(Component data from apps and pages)
- Opening Delimiter -

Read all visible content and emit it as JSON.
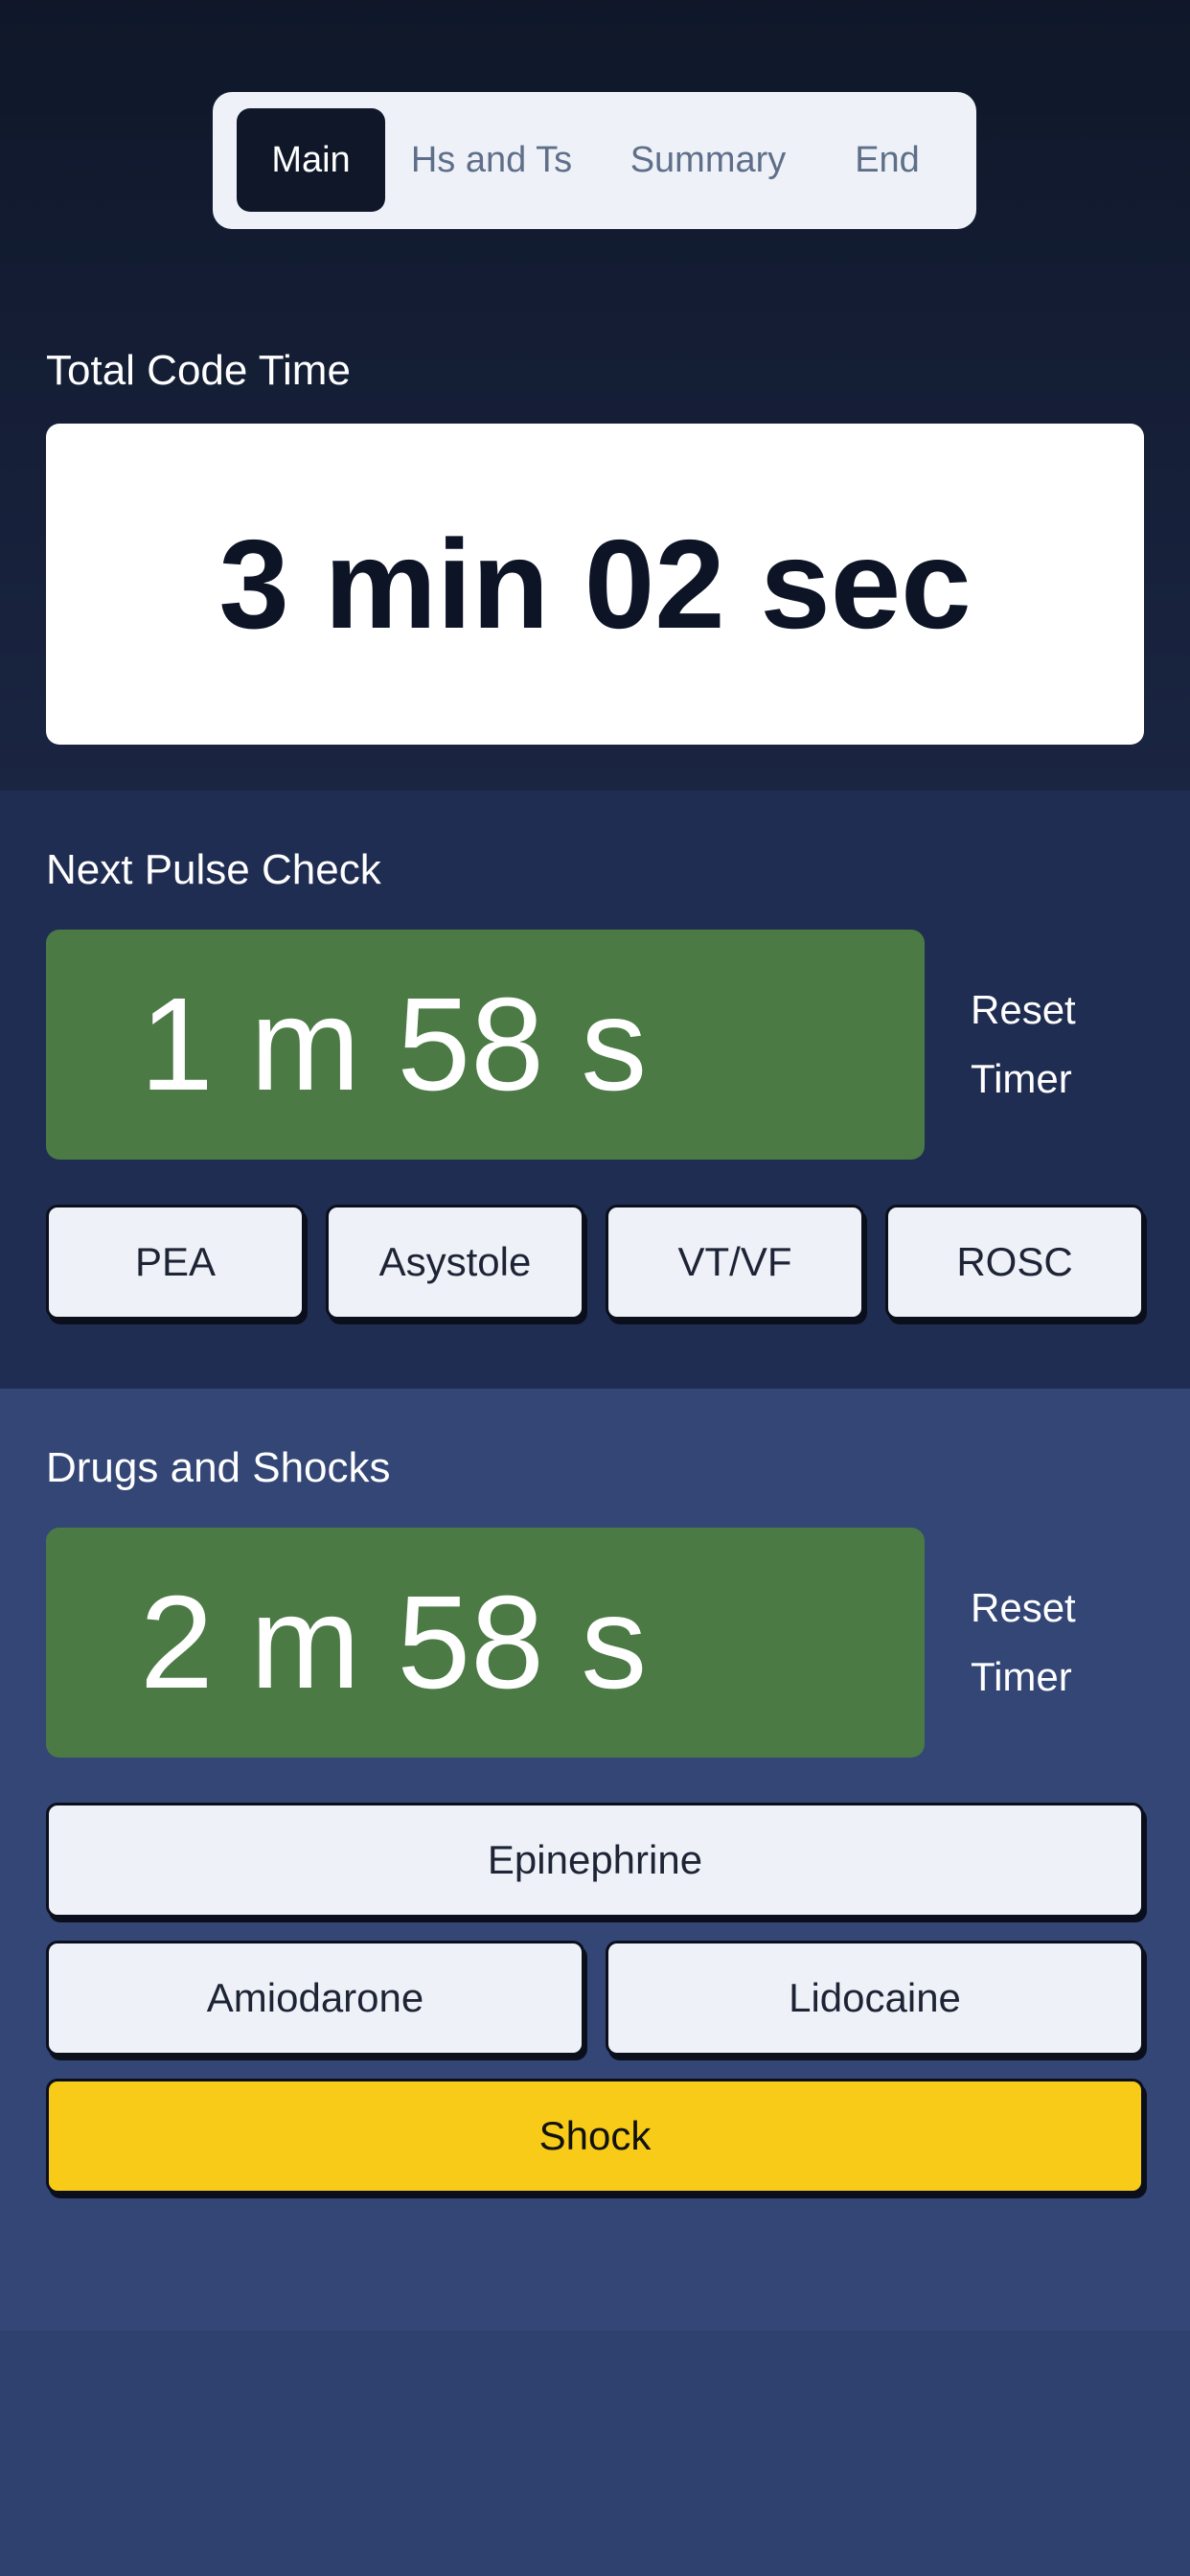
{
  "tabs": {
    "main": "Main",
    "hs_and_ts": "Hs and Ts",
    "summary": "Summary",
    "end": "End",
    "active": "Main"
  },
  "total_code_time": {
    "label": "Total Code Time",
    "value": "3 min 02 sec"
  },
  "pulse_check": {
    "label": "Next Pulse Check",
    "timer": "1 m 58 s",
    "reset_label": "Reset Timer",
    "rhythms": [
      "PEA",
      "Asystole",
      "VT/VF",
      "ROSC"
    ]
  },
  "drugs": {
    "label": "Drugs and Shocks",
    "timer": "2 m 58 s",
    "reset_label": "Reset Timer",
    "epinephrine": "Epinephrine",
    "amiodarone": "Amiodarone",
    "lidocaine": "Lidocaine",
    "shock": "Shock"
  },
  "colors": {
    "timer_green": "#4b7a45",
    "shock_yellow": "#f7cb17",
    "active_tab": "#0f1729"
  }
}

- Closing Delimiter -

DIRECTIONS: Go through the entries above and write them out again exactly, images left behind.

SOLUTION BELOW:
Read all visible content and emit it as JSON.
{
  "tabs": {
    "main": "Main",
    "hs_and_ts": "Hs and Ts",
    "summary": "Summary",
    "end": "End",
    "active": "Main"
  },
  "total_code_time": {
    "label": "Total Code Time",
    "value": "3 min 02 sec"
  },
  "pulse_check": {
    "label": "Next Pulse Check",
    "timer": "1 m 58 s",
    "reset_label": "Reset Timer",
    "rhythms": [
      "PEA",
      "Asystole",
      "VT/VF",
      "ROSC"
    ]
  },
  "drugs": {
    "label": "Drugs and Shocks",
    "timer": "2 m 58 s",
    "reset_label": "Reset Timer",
    "epinephrine": "Epinephrine",
    "amiodarone": "Amiodarone",
    "lidocaine": "Lidocaine",
    "shock": "Shock"
  },
  "colors": {
    "timer_green": "#4b7a45",
    "shock_yellow": "#f7cb17",
    "active_tab": "#0f1729"
  }
}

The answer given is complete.